The majority opinion delivered by Justice Brian Hagedorn, the court concluded that the probable cause warrant issued by Kenosha County Circuit Court Judge Bruce Schroeder was justified despite the circuit court backpedaling on that issued warrant during trial.
On May 25, 2014, Valiant Green was arrested at his home and charged for his fourth offense operating while intoxicated and fourth offense prohibited alcohol concentration. According to the court documents, Green refused to perform field sobriety tests and submit to a preliminary breath test. Kenosha County Police Officer Mark Poffenberger requested the blood draw warrant that was ultimately issued by Judge Schroeder. The results indicated a blood alcohol level of 0.214 g/100 mL, well over the legal limit. Green moved to suppress the results at trial alleging the warrant was deficient, his motion subsequently denied by the circuit court.

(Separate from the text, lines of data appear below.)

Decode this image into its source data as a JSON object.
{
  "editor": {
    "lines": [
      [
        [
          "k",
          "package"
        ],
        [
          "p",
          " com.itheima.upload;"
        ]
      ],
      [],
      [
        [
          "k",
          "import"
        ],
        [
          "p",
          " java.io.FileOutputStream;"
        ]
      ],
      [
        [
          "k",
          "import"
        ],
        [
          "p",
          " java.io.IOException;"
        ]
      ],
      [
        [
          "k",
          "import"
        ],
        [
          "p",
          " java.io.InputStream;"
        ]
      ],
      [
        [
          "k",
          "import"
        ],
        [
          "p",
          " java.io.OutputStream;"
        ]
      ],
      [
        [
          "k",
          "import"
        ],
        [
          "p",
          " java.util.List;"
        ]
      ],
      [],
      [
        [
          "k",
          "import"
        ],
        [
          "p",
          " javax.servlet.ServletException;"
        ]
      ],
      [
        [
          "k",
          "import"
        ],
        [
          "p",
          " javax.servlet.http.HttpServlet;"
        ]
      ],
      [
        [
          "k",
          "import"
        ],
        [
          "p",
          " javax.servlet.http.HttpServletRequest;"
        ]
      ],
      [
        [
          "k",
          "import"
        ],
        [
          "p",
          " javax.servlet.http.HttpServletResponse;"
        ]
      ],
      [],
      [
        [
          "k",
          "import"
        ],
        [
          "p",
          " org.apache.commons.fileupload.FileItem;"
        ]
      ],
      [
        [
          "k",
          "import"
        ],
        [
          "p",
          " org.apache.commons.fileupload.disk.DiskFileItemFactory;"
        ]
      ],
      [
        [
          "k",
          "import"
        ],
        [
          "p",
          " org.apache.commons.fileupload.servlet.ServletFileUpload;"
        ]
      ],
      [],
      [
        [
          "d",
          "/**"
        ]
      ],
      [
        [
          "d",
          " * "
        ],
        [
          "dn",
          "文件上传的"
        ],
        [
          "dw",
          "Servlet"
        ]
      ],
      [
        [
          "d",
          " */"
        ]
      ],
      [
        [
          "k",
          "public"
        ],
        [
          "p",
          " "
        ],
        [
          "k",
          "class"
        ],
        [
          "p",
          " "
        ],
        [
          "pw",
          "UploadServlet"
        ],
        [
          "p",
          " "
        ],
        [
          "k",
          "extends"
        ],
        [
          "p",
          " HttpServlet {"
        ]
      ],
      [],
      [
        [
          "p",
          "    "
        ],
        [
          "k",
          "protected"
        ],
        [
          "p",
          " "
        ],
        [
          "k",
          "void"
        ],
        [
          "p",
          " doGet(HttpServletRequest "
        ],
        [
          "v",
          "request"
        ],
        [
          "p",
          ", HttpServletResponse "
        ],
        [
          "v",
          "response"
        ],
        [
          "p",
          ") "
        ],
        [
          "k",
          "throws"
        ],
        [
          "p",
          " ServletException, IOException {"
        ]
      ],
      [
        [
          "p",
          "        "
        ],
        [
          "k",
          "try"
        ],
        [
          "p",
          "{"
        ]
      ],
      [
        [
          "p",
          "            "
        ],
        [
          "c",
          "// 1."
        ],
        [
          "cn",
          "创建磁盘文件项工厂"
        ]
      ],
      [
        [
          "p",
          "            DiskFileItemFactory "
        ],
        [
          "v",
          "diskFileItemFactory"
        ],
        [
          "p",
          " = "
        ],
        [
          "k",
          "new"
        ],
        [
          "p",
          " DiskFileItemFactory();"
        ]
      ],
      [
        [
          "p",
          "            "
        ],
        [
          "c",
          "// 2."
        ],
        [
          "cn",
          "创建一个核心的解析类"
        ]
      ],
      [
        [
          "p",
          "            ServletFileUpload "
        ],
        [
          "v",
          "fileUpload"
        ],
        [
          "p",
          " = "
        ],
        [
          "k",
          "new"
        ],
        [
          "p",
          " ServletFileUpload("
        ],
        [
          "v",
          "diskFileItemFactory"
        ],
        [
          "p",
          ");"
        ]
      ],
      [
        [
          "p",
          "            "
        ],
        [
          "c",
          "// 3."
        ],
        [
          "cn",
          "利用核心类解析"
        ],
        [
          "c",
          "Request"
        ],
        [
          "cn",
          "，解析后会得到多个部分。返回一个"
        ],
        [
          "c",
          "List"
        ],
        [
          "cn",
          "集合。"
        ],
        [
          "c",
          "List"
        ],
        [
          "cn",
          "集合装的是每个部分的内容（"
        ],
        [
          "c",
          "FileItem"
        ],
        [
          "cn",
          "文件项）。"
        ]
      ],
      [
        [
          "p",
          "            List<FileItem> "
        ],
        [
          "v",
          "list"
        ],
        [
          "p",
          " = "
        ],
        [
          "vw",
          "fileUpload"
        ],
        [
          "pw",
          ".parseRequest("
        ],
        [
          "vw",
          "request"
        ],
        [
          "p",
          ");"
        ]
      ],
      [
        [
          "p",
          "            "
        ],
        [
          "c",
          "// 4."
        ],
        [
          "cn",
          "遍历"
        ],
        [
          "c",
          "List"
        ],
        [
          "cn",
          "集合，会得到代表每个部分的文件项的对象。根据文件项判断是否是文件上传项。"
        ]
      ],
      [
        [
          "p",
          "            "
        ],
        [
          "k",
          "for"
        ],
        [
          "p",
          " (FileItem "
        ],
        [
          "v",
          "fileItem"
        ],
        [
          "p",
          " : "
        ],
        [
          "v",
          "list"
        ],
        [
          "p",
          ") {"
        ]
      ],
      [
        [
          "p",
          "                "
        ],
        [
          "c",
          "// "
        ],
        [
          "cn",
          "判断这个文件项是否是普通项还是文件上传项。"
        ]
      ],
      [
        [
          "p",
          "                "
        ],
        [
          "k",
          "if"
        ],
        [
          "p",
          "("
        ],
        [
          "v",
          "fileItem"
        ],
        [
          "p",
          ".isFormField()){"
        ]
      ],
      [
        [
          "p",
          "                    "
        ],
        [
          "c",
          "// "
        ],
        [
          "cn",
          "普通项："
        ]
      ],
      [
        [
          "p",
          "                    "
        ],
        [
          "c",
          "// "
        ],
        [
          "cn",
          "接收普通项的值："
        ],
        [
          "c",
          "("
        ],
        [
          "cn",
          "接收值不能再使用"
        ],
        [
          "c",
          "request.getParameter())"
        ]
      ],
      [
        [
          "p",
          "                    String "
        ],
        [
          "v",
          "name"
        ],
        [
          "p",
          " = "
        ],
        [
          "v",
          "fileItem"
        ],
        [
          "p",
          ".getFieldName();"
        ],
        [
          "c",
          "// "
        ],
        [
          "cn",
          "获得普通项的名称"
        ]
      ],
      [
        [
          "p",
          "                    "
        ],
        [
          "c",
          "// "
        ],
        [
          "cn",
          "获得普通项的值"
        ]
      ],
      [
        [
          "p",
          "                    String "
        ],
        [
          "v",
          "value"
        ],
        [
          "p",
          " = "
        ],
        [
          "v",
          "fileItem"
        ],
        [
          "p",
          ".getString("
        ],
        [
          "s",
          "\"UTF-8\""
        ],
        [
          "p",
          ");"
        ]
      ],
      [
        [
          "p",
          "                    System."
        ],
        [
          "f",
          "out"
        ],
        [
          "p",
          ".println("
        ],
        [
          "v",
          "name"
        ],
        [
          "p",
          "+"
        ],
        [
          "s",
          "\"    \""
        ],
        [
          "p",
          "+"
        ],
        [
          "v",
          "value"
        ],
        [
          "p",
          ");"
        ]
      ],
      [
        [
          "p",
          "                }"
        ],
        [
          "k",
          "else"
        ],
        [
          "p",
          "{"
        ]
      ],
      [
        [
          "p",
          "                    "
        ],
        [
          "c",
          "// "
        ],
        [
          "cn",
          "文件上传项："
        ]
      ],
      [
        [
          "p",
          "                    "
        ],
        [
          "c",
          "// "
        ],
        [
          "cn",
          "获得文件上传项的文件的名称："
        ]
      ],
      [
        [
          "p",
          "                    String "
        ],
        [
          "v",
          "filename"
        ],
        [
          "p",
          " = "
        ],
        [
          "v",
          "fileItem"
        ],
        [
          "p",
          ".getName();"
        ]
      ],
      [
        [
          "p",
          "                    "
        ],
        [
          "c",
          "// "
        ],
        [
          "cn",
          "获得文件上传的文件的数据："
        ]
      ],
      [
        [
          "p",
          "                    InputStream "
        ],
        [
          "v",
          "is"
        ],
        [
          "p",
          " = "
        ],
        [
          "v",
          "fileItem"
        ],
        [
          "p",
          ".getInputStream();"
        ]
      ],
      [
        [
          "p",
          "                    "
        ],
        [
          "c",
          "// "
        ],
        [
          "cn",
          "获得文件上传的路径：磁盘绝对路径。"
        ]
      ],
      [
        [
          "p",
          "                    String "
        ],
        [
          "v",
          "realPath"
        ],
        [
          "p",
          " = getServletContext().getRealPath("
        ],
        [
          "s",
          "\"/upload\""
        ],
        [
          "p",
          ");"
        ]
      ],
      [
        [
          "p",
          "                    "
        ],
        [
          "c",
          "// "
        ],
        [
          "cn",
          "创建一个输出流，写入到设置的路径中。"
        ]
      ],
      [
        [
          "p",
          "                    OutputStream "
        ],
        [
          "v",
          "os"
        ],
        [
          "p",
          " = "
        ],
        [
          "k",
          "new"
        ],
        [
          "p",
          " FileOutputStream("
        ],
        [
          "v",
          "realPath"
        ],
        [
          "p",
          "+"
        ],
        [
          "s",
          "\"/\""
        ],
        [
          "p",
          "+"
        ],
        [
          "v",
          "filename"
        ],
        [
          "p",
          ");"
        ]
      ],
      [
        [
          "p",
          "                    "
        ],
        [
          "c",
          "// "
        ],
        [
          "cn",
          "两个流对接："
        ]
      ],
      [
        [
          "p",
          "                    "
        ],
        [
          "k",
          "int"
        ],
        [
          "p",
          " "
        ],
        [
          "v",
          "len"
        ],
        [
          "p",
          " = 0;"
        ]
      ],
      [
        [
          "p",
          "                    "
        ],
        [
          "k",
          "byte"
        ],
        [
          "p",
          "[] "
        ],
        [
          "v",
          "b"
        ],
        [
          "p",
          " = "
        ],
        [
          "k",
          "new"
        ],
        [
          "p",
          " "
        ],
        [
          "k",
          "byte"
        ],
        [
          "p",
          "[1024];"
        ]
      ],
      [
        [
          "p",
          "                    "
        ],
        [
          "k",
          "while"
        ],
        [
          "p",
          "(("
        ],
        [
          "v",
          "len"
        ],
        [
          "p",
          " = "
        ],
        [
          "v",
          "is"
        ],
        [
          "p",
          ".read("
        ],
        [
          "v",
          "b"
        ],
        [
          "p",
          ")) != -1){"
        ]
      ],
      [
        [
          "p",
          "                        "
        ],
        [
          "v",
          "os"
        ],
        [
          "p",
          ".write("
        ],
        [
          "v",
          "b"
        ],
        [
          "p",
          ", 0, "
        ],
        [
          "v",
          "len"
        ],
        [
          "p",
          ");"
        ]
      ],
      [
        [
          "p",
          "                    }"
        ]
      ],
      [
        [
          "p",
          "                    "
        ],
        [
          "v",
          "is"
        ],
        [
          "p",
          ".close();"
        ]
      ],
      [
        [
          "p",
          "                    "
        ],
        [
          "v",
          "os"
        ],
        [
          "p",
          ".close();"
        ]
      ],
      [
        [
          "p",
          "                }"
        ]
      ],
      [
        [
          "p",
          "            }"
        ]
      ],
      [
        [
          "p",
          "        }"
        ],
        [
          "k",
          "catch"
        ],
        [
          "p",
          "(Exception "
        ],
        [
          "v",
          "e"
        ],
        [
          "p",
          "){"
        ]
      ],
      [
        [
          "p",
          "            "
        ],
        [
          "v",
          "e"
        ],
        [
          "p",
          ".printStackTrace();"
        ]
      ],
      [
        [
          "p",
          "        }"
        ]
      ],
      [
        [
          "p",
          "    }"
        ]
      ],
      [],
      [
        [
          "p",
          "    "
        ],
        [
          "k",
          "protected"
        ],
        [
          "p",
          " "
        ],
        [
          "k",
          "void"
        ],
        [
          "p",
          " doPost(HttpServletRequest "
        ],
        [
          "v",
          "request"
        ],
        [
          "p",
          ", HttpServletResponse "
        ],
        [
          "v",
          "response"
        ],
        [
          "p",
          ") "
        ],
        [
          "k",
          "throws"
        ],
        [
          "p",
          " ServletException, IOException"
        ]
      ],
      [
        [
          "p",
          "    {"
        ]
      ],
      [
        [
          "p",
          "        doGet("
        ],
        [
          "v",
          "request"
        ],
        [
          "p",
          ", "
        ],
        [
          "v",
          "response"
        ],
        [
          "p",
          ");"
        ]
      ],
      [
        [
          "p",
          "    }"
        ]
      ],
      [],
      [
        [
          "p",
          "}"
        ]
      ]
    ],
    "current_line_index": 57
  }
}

At trial, a jury found Green guilty of the OWI and PAC charges, but the OWI count was dismissed at the State’s request and a judgment entered against Green for the PAC count. The court of appeals affirmed this decision which led to Green petitioning for the high court’s review.
Green’s argument in his review petition indicated that Officer Poffenberger’s distinction of “driveway” on the warrant paperwork indicates that Green only operated within the confines of his own property and the evidence for a warrant was not sufficient due to Wis. Stat. §346.63(1)(a), (1)(b) “not apply to private parking areas at . . . single-family residences.” However, with the evidence of a citizen witness and additional support from the original affidavit infer that Green drove on a public road, invalidating his argument, according to the majority opinion.
Even though the circuit court later disagreed with its own decision to issue the warrant, the Supreme Court did not allow that to alter the scope of its review or decision in this case.
Only Justice Ann Walsh Bradley dissented, stating, “Green’s Fourth Amendment right protecting him against unreasonable searches was violated when law enforcement drew his blood based on a search warrant that wholly lacked probable cause.”
Justice Bradley would go on to describe that probable cause was inferred when there was not enough evidence to support it given the location filled in on the officer’s preprinted form. The form indicates an preprinted “at” and Office Poffenberger filled out the “driveway of [Green’s home address].” That information alone caused Judge Schroeder to admit “I did make an error in not frankly asking the officer” for “more data.”
Justice Bradley argued, “Confronted with the absence of probable cause here, the majority contrives to manufacture its presence.”